What of a comprehensive trade agreement now being negotiated – the Trans-Pacific Partnership – by the United States and 11 other Asia-Pacific nations? Little was said despite the benefits that can be gained should the ambitious deal be realized. The president did call for “both parties [of Congress] to give [him] trade promotion authority to protect American workers, with strong new trade deals from Asia to Europe that aren’t just free, but fair.” But then, he quickly moved on, doing little to build a case, to explain the jargon or to convince skeptics of his commitment to the hard work necessary to move such trade agreements forward.
And what of rising tensions in the South China Sea, as a wary Asia adjusts to a resurgent China, still the world’s second largest economy despite slowing growth rates? The U.S. president was equally brief.
“In the Asia Pacific, we are modernizing alliances while making sure that other nations play by the rules — in how they trade, how they resolve maritime disputes, and how they participate in meeting common international challenges like nonproliferation and disaster relief,” Obama said before pivoting to the topic of climate change. There though, to his credit, he highlighted some steps forward in efforts to involve and engage China in reducing its rate of increase, if not yet actual, emissions harmful to the environment.

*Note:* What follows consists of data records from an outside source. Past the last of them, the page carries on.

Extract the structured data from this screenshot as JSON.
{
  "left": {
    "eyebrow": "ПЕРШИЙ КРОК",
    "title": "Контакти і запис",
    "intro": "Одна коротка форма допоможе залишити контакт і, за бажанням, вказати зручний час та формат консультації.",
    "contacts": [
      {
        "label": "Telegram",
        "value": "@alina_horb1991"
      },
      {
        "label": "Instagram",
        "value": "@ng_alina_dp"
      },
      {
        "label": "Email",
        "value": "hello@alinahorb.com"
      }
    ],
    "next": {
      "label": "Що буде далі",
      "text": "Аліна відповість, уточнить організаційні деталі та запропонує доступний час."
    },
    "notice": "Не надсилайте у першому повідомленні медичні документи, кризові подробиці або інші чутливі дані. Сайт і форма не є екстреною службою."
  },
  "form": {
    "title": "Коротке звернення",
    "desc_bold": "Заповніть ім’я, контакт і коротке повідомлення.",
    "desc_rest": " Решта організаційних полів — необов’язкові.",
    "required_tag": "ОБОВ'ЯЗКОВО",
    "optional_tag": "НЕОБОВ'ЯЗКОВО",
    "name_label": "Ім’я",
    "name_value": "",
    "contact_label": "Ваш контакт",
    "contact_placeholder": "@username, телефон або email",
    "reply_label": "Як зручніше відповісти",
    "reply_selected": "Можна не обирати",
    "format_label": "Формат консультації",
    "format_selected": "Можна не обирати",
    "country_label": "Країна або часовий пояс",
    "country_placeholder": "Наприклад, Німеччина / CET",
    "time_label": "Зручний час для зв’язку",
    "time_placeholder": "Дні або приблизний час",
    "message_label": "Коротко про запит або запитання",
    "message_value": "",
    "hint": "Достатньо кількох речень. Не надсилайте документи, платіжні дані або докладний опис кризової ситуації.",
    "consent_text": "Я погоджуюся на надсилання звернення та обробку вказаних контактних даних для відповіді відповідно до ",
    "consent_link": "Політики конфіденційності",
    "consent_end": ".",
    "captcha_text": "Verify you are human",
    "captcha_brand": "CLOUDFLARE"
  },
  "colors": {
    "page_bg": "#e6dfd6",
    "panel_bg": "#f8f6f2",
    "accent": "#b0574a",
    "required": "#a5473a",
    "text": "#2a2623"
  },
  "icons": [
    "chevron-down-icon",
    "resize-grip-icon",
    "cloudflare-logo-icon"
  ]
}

What else might he have said? According to the latest data from the East-West Center, a nonpartisan Hawaii-based think tank, Obama could well have underscored to Americans that:
- 28% of U.S. goods and 27% of U.S. services exports go to Asia;
- 32% of U.S. jobs from exports depend on exports to Asia;
- 64% of international students in the United States are from Asia – contributing $14 billion to the U.S. economy;
- 8.5 million visitors from Asia contribute $41 billion to the US economy; and
- 39 states send at least a quarter of their exports to Asia.
To be clear, America’s security and prosperity are closely and increasingly linked to Asia and the Pacific. And, the tale of the 21st century will be defined in part by how all Asia-Pacific powers, including the United States and China, and an increasingly dynamic Southeast Asian region, can both cooperate and compete. The region is home not just to China, but also to two of the world’s largest democracies, India and Indonesia, as well as several nations, including Japan, the Philippines and South Korea, that the United States is bound by treaty to defend. Critically, Asia also provides growing opportunities for U.S. trade, investment and entrepreneurship.
That’s a point that U.S. Secretary of State John Kerry underscored at a speech at the East West Center in Honolulu in August 2014. “In the 21st century, a nation’s interests and the well-being of its people are advanced not just by troops or diplomats, but they’re advanced by entrepreneurs, by chief executives of companies, by the businesses that are good corporate citizens, by the workers that they employ, by the students that they train, and the shared prosperity that they create.”
Obama chose not to deliver this message amidst all he had to say from Washington on the state of the U.S. union, focusing on his domestic U.S. audience. Yet, Asia and the world looked on and took note. Whether delivered amidst a state visit to India or in the U.S. Capitol building, the critical point remains: America matters to all of Asia, but Asia — including China — also matters very much to America.